- [WHAT IS BEING ASKED] Once the pictures are set aside, repeat all of the data below exactly.

- [SOURCE DATA]
*** Block opens ***

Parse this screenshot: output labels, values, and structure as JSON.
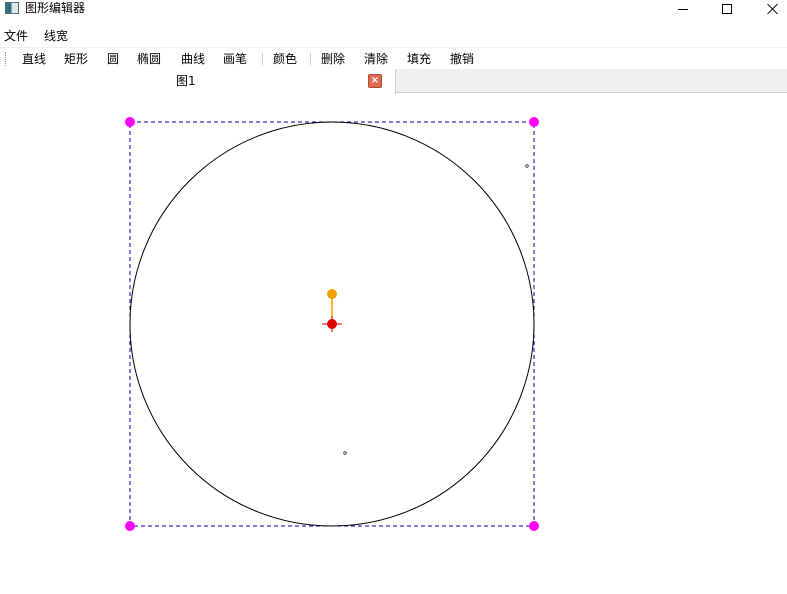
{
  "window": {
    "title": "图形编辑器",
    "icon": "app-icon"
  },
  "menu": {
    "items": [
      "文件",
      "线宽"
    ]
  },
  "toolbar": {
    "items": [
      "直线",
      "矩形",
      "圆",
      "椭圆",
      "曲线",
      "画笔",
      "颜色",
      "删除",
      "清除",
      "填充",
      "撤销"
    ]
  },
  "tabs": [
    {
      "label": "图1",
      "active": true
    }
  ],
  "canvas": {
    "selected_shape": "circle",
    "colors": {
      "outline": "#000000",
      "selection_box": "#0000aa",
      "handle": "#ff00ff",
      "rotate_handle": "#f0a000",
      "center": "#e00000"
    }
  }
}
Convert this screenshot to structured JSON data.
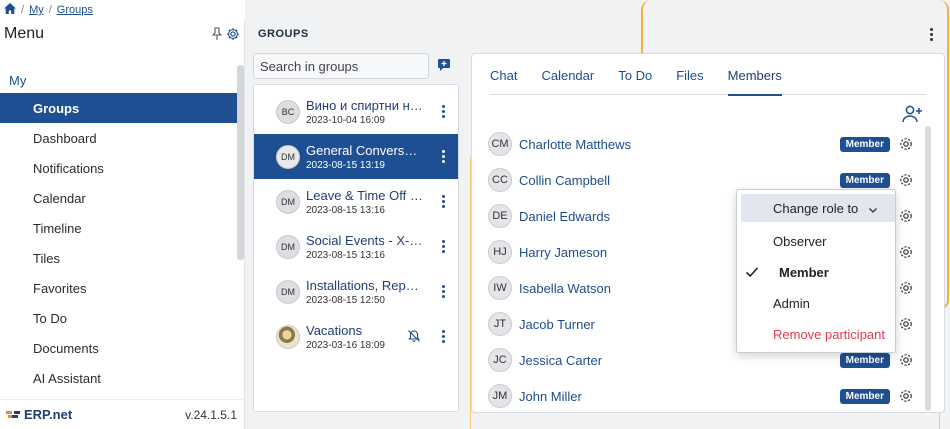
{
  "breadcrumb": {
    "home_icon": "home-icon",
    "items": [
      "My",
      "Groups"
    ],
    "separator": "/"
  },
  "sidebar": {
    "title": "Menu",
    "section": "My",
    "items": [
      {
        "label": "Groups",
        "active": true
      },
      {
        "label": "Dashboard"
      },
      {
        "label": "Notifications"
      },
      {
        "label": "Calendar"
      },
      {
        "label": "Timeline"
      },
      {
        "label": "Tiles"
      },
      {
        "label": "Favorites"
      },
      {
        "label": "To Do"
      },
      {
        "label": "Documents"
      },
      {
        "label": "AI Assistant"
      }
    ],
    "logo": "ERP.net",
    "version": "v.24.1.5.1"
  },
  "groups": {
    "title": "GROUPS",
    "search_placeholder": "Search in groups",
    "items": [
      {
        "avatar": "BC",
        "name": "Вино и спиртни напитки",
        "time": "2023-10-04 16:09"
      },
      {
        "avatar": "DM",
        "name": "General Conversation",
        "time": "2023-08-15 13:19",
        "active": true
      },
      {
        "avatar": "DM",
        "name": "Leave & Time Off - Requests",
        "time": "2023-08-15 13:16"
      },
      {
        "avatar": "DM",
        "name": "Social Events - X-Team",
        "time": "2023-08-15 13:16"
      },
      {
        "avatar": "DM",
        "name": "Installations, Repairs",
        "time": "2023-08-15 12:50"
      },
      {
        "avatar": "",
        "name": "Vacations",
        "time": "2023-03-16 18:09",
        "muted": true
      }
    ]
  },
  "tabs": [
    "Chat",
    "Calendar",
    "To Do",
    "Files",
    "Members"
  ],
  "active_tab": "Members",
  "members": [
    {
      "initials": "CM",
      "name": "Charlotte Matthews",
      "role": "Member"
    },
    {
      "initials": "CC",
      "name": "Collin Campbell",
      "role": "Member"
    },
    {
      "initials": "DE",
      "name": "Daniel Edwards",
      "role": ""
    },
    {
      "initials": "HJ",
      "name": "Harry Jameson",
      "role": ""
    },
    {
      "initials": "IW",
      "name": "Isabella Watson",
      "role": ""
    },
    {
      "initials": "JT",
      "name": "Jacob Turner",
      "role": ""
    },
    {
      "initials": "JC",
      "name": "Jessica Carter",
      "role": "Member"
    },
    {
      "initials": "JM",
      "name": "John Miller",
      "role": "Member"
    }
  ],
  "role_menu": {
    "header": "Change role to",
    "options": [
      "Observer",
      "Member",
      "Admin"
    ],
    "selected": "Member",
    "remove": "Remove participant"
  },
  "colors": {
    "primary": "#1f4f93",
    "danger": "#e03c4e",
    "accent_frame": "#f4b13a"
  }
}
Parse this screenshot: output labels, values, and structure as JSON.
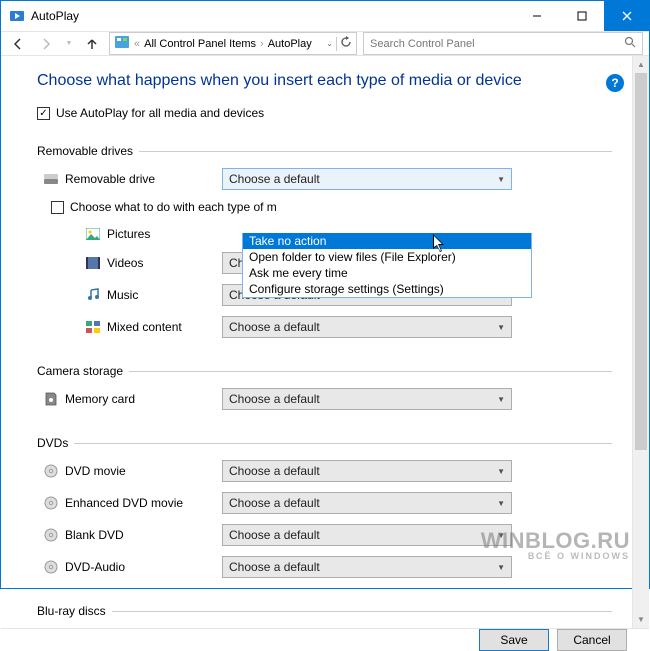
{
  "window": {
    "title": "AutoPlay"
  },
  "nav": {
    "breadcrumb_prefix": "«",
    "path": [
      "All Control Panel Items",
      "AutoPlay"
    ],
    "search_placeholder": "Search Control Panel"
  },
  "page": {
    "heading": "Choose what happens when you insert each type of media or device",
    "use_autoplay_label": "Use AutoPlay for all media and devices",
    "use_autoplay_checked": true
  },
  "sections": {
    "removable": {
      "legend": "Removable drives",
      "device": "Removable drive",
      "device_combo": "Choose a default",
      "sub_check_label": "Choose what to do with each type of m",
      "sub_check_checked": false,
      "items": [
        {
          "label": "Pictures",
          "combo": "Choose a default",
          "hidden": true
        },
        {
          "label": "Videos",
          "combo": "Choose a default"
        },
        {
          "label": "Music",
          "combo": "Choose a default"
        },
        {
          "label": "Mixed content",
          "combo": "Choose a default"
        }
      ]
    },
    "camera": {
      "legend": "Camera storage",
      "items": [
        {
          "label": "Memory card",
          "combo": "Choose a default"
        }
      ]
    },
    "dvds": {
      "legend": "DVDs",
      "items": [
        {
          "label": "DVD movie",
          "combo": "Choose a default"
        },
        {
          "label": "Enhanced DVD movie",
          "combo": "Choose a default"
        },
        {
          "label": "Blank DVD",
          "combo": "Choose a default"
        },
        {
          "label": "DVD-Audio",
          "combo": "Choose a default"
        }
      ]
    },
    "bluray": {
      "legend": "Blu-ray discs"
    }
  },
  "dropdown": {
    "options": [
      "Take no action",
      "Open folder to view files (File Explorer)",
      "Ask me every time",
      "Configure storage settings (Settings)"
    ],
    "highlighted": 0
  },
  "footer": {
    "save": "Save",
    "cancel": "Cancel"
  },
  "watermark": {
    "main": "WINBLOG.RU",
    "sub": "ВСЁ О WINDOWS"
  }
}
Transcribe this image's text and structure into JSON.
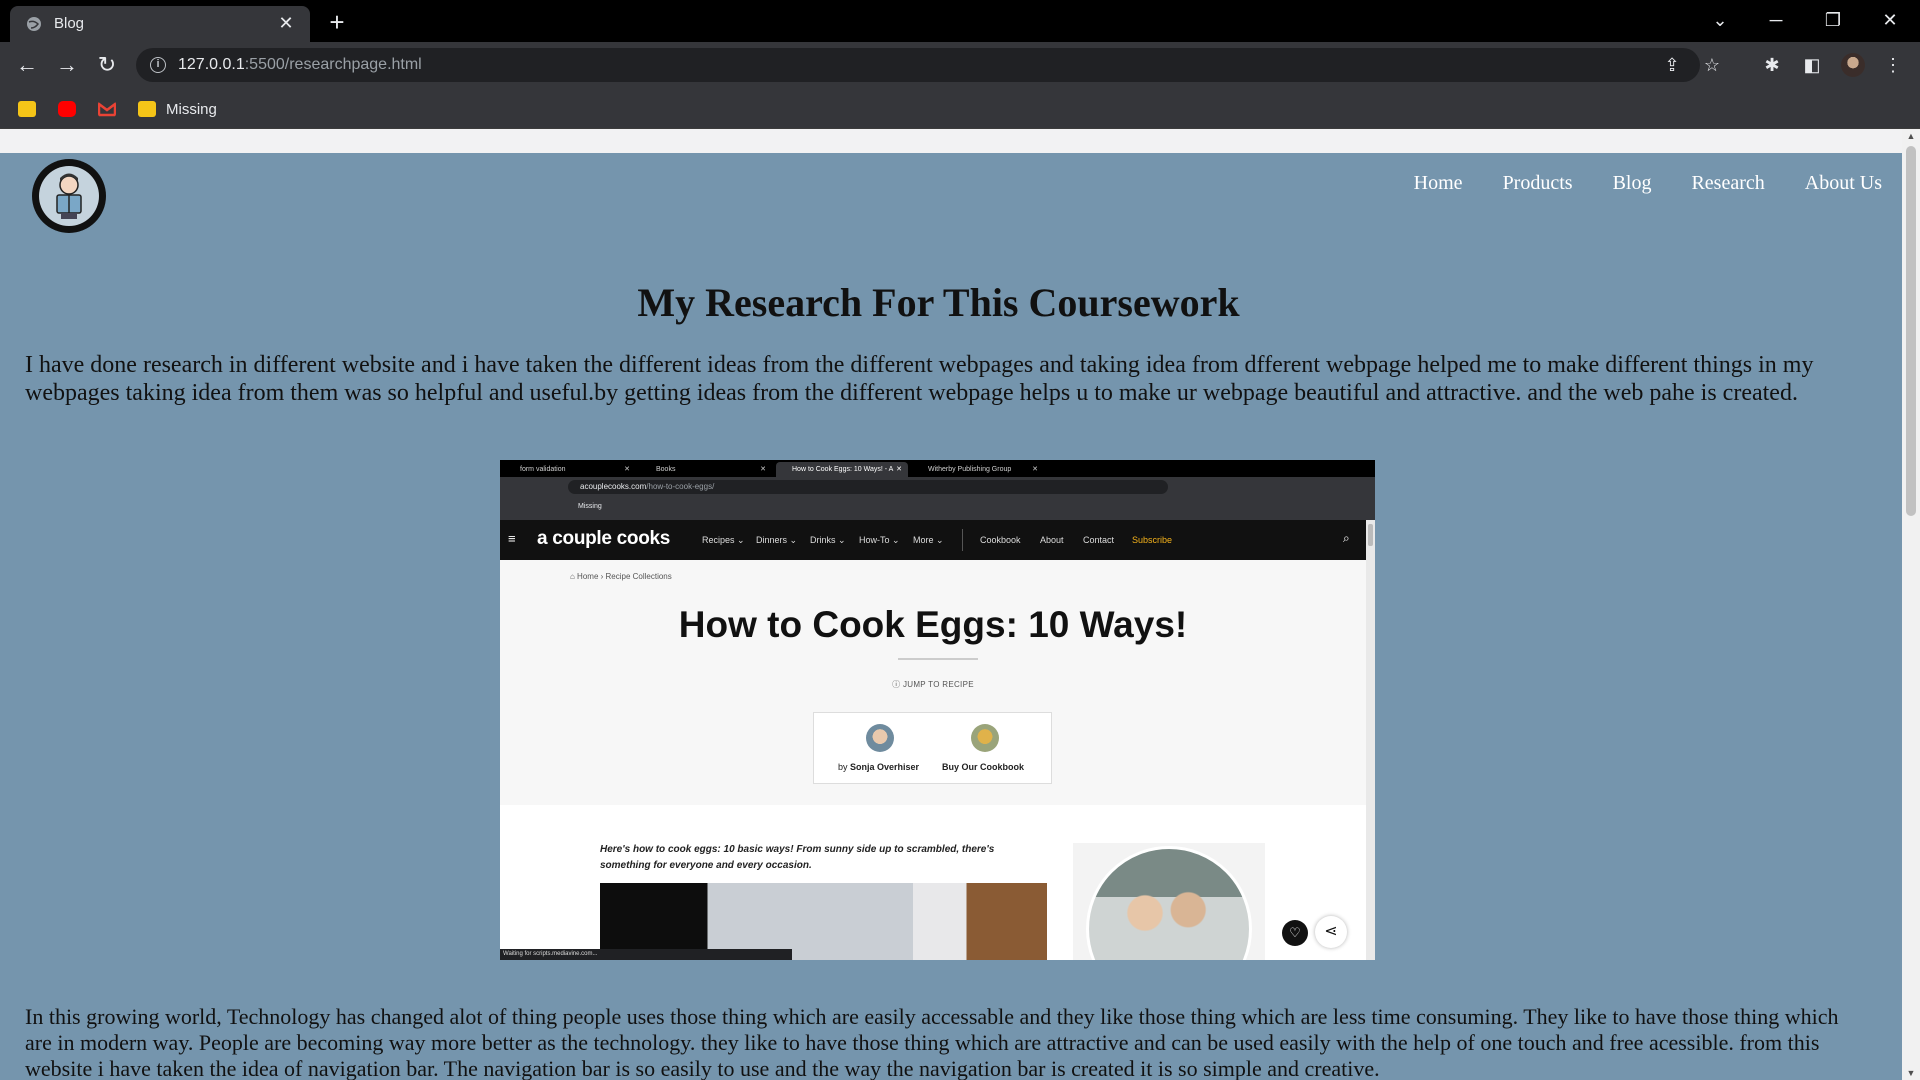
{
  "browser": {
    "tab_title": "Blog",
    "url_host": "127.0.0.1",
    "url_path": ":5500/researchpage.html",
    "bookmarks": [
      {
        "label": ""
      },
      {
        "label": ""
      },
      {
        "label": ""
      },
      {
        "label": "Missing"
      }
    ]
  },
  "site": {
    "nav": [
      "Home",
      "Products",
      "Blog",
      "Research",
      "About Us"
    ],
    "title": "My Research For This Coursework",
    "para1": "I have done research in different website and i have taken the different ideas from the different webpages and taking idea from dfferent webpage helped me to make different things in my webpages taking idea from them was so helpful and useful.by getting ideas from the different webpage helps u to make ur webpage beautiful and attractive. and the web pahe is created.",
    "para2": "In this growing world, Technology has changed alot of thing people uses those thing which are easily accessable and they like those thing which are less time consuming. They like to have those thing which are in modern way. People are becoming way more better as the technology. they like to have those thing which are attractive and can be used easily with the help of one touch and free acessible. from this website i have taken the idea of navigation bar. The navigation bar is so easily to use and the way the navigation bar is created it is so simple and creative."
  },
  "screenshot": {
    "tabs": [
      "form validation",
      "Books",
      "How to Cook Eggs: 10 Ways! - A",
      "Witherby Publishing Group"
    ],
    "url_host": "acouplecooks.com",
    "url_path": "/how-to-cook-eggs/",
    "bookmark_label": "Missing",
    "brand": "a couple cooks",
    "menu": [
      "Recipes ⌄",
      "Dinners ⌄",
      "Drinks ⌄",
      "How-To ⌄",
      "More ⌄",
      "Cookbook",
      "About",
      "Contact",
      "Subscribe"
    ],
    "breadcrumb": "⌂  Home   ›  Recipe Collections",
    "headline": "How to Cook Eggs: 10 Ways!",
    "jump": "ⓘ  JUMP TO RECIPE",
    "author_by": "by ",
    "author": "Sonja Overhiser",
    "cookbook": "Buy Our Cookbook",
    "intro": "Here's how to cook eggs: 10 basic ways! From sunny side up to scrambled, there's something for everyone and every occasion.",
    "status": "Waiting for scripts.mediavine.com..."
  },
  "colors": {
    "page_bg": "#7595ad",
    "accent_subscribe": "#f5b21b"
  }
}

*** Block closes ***

- [SOLUTION BELOW]
Parse this screenshot: output labels, values, and structure as JSON.
{
  "window": {
    "title": "图形编辑器",
    "icon": "app-icon"
  },
  "menu": {
    "items": [
      "文件",
      "线宽"
    ]
  },
  "toolbar": {
    "items": [
      "直线",
      "矩形",
      "圆",
      "椭圆",
      "曲线",
      "画笔",
      "颜色",
      "删除",
      "清除",
      "填充",
      "撤销"
    ]
  },
  "tabs": [
    {
      "label": "图1",
      "active": true
    }
  ],
  "canvas": {
    "selected_shape": "circle",
    "colors": {
      "outline": "#000000",
      "selection_box": "#0000aa",
      "handle": "#ff00ff",
      "rotate_handle": "#f0a000",
      "center": "#e00000"
    }
  }
}
Convert this screenshot to structured JSON data.
{
  "breadcrumb": {
    "home_icon": "home-icon",
    "items": [
      "My",
      "Groups"
    ],
    "separator": "/"
  },
  "sidebar": {
    "title": "Menu",
    "section": "My",
    "items": [
      {
        "label": "Groups",
        "active": true
      },
      {
        "label": "Dashboard"
      },
      {
        "label": "Notifications"
      },
      {
        "label": "Calendar"
      },
      {
        "label": "Timeline"
      },
      {
        "label": "Tiles"
      },
      {
        "label": "Favorites"
      },
      {
        "label": "To Do"
      },
      {
        "label": "Documents"
      },
      {
        "label": "AI Assistant"
      }
    ],
    "logo": "ERP.net",
    "version": "v.24.1.5.1"
  },
  "groups": {
    "title": "GROUPS",
    "search_placeholder": "Search in groups",
    "items": [
      {
        "avatar": "BC",
        "name": "Вино и спиртни напитки",
        "time": "2023-10-04 16:09"
      },
      {
        "avatar": "DM",
        "name": "General Conversation",
        "time": "2023-08-15 13:19",
        "active": true
      },
      {
        "avatar": "DM",
        "name": "Leave & Time Off - Requests",
        "time": "2023-08-15 13:16"
      },
      {
        "avatar": "DM",
        "name": "Social Events - X-Team",
        "time": "2023-08-15 13:16"
      },
      {
        "avatar": "DM",
        "name": "Installations, Repairs",
        "time": "2023-08-15 12:50"
      },
      {
        "avatar": "",
        "name": "Vacations",
        "time": "2023-03-16 18:09",
        "muted": true
      }
    ]
  },
  "tabs": [
    "Chat",
    "Calendar",
    "To Do",
    "Files",
    "Members"
  ],
  "active_tab": "Members",
  "members": [
    {
      "initials": "CM",
      "name": "Charlotte Matthews",
      "role": "Member"
    },
    {
      "initials": "CC",
      "name": "Collin Campbell",
      "role": "Member"
    },
    {
      "initials": "DE",
      "name": "Daniel Edwards",
      "role": ""
    },
    {
      "initials": "HJ",
      "name": "Harry Jameson",
      "role": ""
    },
    {
      "initials": "IW",
      "name": "Isabella Watson",
      "role": ""
    },
    {
      "initials": "JT",
      "name": "Jacob Turner",
      "role": ""
    },
    {
      "initials": "JC",
      "name": "Jessica Carter",
      "role": "Member"
    },
    {
      "initials": "JM",
      "name": "John Miller",
      "role": "Member"
    }
  ],
  "role_menu": {
    "header": "Change role to",
    "options": [
      "Observer",
      "Member",
      "Admin"
    ],
    "selected": "Member",
    "remove": "Remove participant"
  },
  "colors": {
    "primary": "#1f4f93",
    "danger": "#e03c4e",
    "accent_frame": "#f4b13a"
  }
}
Parse this screenshot: output labels, values, and structure as JSON.
{
  "window": {
    "title": "AutoPlay"
  },
  "nav": {
    "breadcrumb_prefix": "«",
    "path": [
      "All Control Panel Items",
      "AutoPlay"
    ],
    "search_placeholder": "Search Control Panel"
  },
  "page": {
    "heading": "Choose what happens when you insert each type of media or device",
    "use_autoplay_label": "Use AutoPlay for all media and devices",
    "use_autoplay_checked": true
  },
  "sections": {
    "removable": {
      "legend": "Removable drives",
      "device": "Removable drive",
      "device_combo": "Choose a default",
      "sub_check_label": "Choose what to do with each type of m",
      "sub_check_checked": false,
      "items": [
        {
          "label": "Pictures",
          "combo": "Choose a default",
          "hidden": true
        },
        {
          "label": "Videos",
          "combo": "Choose a default"
        },
        {
          "label": "Music",
          "combo": "Choose a default"
        },
        {
          "label": "Mixed content",
          "combo": "Choose a default"
        }
      ]
    },
    "camera": {
      "legend": "Camera storage",
      "items": [
        {
          "label": "Memory card",
          "combo": "Choose a default"
        }
      ]
    },
    "dvds": {
      "legend": "DVDs",
      "items": [
        {
          "label": "DVD movie",
          "combo": "Choose a default"
        },
        {
          "label": "Enhanced DVD movie",
          "combo": "Choose a default"
        },
        {
          "label": "Blank DVD",
          "combo": "Choose a default"
        },
        {
          "label": "DVD-Audio",
          "combo": "Choose a default"
        }
      ]
    },
    "bluray": {
      "legend": "Blu-ray discs"
    }
  },
  "dropdown": {
    "options": [
      "Take no action",
      "Open folder to view files (File Explorer)",
      "Ask me every time",
      "Configure storage settings (Settings)"
    ],
    "highlighted": 0
  },
  "footer": {
    "save": "Save",
    "cancel": "Cancel"
  },
  "watermark": {
    "main": "WINBLOG.RU",
    "sub": "ВСЁ О WINDOWS"
  }
}
Transcribe this image's text and structure into JSON.
{
  "browser": {
    "tab_title": "Blog",
    "url_host": "127.0.0.1",
    "url_path": ":5500/researchpage.html",
    "bookmarks": [
      {
        "label": ""
      },
      {
        "label": ""
      },
      {
        "label": ""
      },
      {
        "label": "Missing"
      }
    ]
  },
  "site": {
    "nav": [
      "Home",
      "Products",
      "Blog",
      "Research",
      "About Us"
    ],
    "title": "My Research For This Coursework",
    "para1": "I have done research in different website and i have taken the different ideas from the different webpages and taking idea from dfferent webpage helped me to make different things in my webpages taking idea from them was so helpful and useful.by getting ideas from the different webpage helps u to make ur webpage beautiful and attractive. and the web pahe is created.",
    "para2": "In this growing world, Technology has changed alot of thing people uses those thing which are easily accessable and they like those thing which are less time consuming. They like to have those thing which are in modern way. People are becoming way more better as the technology. they like to have those thing which are attractive and can be used easily with the help of one touch and free acessible. from this website i have taken the idea of navigation bar. The navigation bar is so easily to use and the way the navigation bar is created it is so simple and creative."
  },
  "screenshot": {
    "tabs": [
      "form validation",
      "Books",
      "How to Cook Eggs: 10 Ways! - A",
      "Witherby Publishing Group"
    ],
    "url_host": "acouplecooks.com",
    "url_path": "/how-to-cook-eggs/",
    "bookmark_label": "Missing",
    "brand": "a couple cooks",
    "menu": [
      "Recipes ⌄",
      "Dinners ⌄",
      "Drinks ⌄",
      "How-To ⌄",
      "More ⌄",
      "Cookbook",
      "About",
      "Contact",
      "Subscribe"
    ],
    "breadcrumb": "⌂  Home   ›  Recipe Collections",
    "headline": "How to Cook Eggs: 10 Ways!",
    "jump": "ⓘ  JUMP TO RECIPE",
    "author_by": "by ",
    "author": "Sonja Overhiser",
    "cookbook": "Buy Our Cookbook",
    "intro": "Here's how to cook eggs: 10 basic ways! From sunny side up to scrambled, there's something for everyone and every occasion.",
    "status": "Waiting for scripts.mediavine.com..."
  },
  "colors": {
    "page_bg": "#7595ad",
    "accent_subscribe": "#f5b21b"
  }
}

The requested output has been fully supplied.